Within the listing, each line that has the string "screenshot" should be copied.
Top of Information provided
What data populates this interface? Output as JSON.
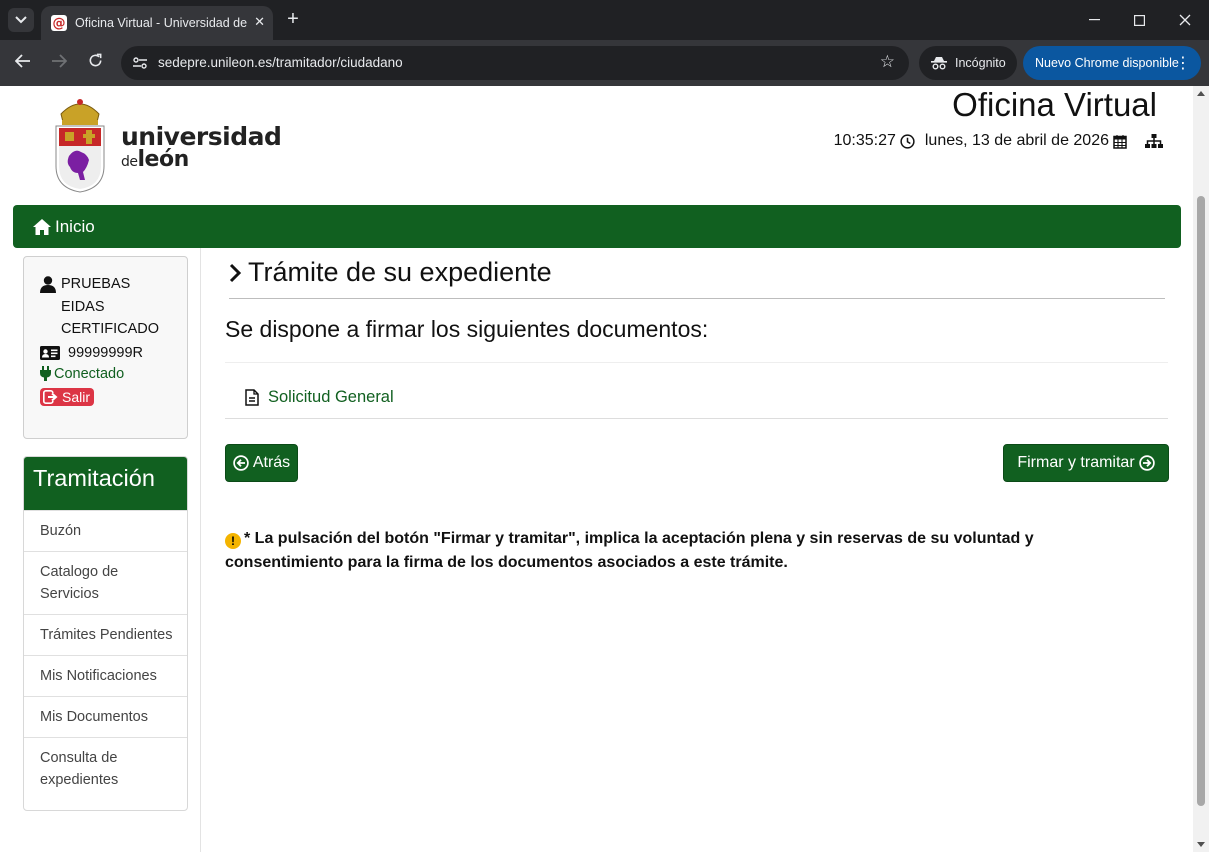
{
  "browser": {
    "tab_title": "Oficina Virtual - Universidad de León",
    "url": "sedepre.unileon.es/tramitador/ciudadano",
    "incognito_label": "Incógnito",
    "update_label": "Nuevo Chrome disponible"
  },
  "header": {
    "logo_line1": "universidad",
    "logo_de": "de",
    "logo_line2": "león",
    "site_title": "Oficina Virtual",
    "time": "10:35:27",
    "date": "lunes, 13 de abril de 2026"
  },
  "nav": {
    "home_label": "Inicio"
  },
  "user": {
    "name": "PRUEBAS EIDAS  CERTIFICADO",
    "id": "99999999R",
    "status": "Conectado",
    "logout_label": "Salir"
  },
  "sidebar": {
    "title": "Tramitación",
    "items": [
      {
        "label": "Buzón"
      },
      {
        "label": "Catalogo de Servicios"
      },
      {
        "label": "Trámites Pendientes"
      },
      {
        "label": "Mis Notificaciones"
      },
      {
        "label": "Mis Documentos"
      },
      {
        "label": "Consulta de expedientes"
      }
    ]
  },
  "main": {
    "heading": "Trámite de su expediente",
    "intro": "Se dispone a firmar los siguientes documentos:",
    "documents": [
      {
        "name": "Solicitud General"
      }
    ],
    "back_label": "Atrás",
    "sign_label": "Firmar y tramitar",
    "note": "* La pulsación del botón \"Firmar y tramitar\", implica la aceptación plena y sin reservas de su voluntad y consentimiento para la firma de los documentos asociados a este trámite."
  },
  "colors": {
    "brand_green": "#116020",
    "danger": "#dc3545",
    "chrome_update_blue": "#0b57a0"
  }
}
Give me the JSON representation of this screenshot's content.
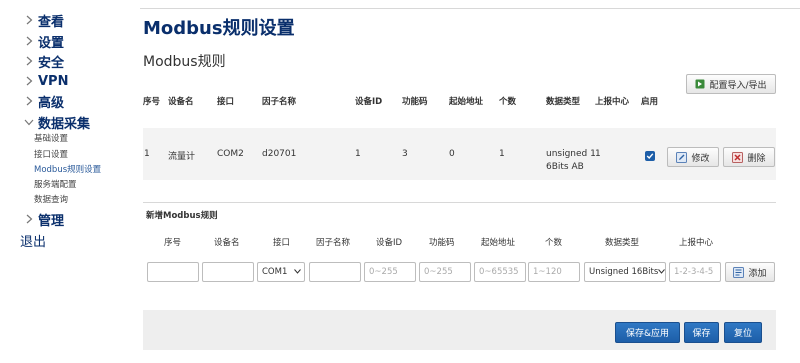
{
  "sidebar": {
    "items": [
      {
        "label": "查看"
      },
      {
        "label": "设置"
      },
      {
        "label": "安全"
      },
      {
        "label": "VPN"
      },
      {
        "label": "高级"
      },
      {
        "label": "数据采集"
      }
    ],
    "subitems": [
      {
        "label": "基础设置"
      },
      {
        "label": "接口设置"
      },
      {
        "label": "Modbus规则设置"
      },
      {
        "label": "服务端配置"
      },
      {
        "label": "数据查询"
      }
    ],
    "manage": {
      "label": "管理"
    },
    "logout": "退出"
  },
  "page": {
    "title": "Modbus规则设置",
    "section_title": "Modbus规则",
    "import_export_label": "配置导入/导出"
  },
  "table": {
    "headers": [
      "序号",
      "设备名",
      "接口",
      "因子名称",
      "设备ID",
      "功能码",
      "起始地址",
      "个数",
      "数据类型",
      "上报中心",
      "启用"
    ],
    "rows": [
      {
        "index": "1",
        "device": "流量计",
        "port": "COM2",
        "factor": "d20701",
        "device_id": "1",
        "func": "3",
        "start": "0",
        "count": "1",
        "type_line1": "unsigned 1",
        "type_line2": "6Bits AB",
        "center": "1",
        "enabled": true,
        "edit_label": "修改",
        "delete_label": "删除"
      }
    ]
  },
  "new_rule": {
    "title": "新增Modbus规则",
    "headers": [
      "序号",
      "设备名",
      "接口",
      "因子名称",
      "设备ID",
      "功能码",
      "起始地址",
      "个数",
      "数据类型",
      "上报中心"
    ],
    "port_value": "COM1",
    "device_id_placeholder": "0~255",
    "func_placeholder": "0~255",
    "start_placeholder": "0~65535",
    "count_placeholder": "1~120",
    "type_value": "Unsigned 16Bits",
    "center_placeholder": "1-2-3-4-5",
    "add_label": "添加"
  },
  "footer": {
    "save_apply": "保存&应用",
    "save": "保存",
    "reset": "复位"
  },
  "colors": {
    "nav_text": "#0a2f6c",
    "primary_button": "#1d5ea8"
  }
}
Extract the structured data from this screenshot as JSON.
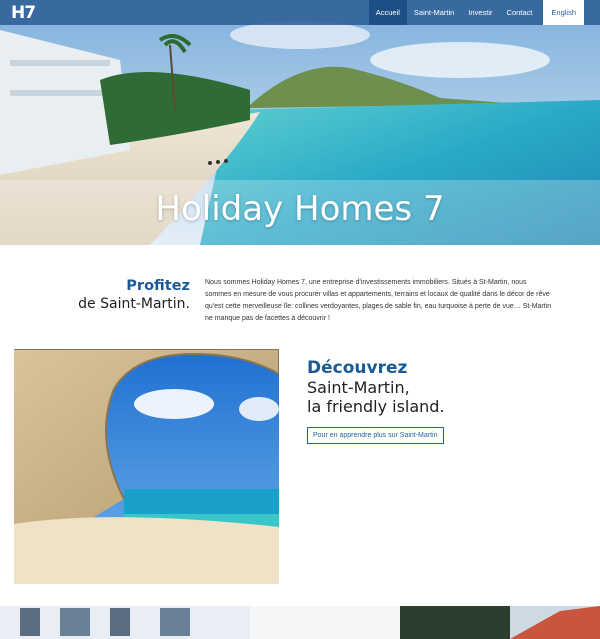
{
  "nav": {
    "logo": "H7",
    "items": [
      {
        "label": "Accueil",
        "active": true
      },
      {
        "label": "Saint-Martin"
      },
      {
        "label": "Investir"
      },
      {
        "label": "Contact"
      }
    ],
    "language": "English"
  },
  "hero": {
    "title": "Holiday Homes 7"
  },
  "intro": {
    "heading_highlight": "Profitez",
    "heading_rest": "de Saint-Martin.",
    "paragraph": "Nous sommes Holiday Homes 7, une entreprise d'investissements immobiliers. Situés à St-Martin, nous sommes en mesure de vous procurer villas et appartements, terrains et locaux de qualité dans le décor de rêve qu'est cette merveilleuse île: collines verdoyantes, plages de sable fin, eau turquoise à perte de vue… St-Martin ne manque pas de facettes à découvrir !"
  },
  "discover": {
    "heading_highlight": "Découvrez",
    "line1": "Saint-Martin,",
    "line2": "la friendly island.",
    "button": "Pour en apprendre plus sur Saint-Martin"
  },
  "colors": {
    "nav": "#2d5f96",
    "accent": "#1c5a96",
    "nav_active": "#1d4f86"
  }
}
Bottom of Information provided
> [Task solution]
Give me the JSON representation of this screenshot's content.
Extract the structured data from this screenshot as JSON.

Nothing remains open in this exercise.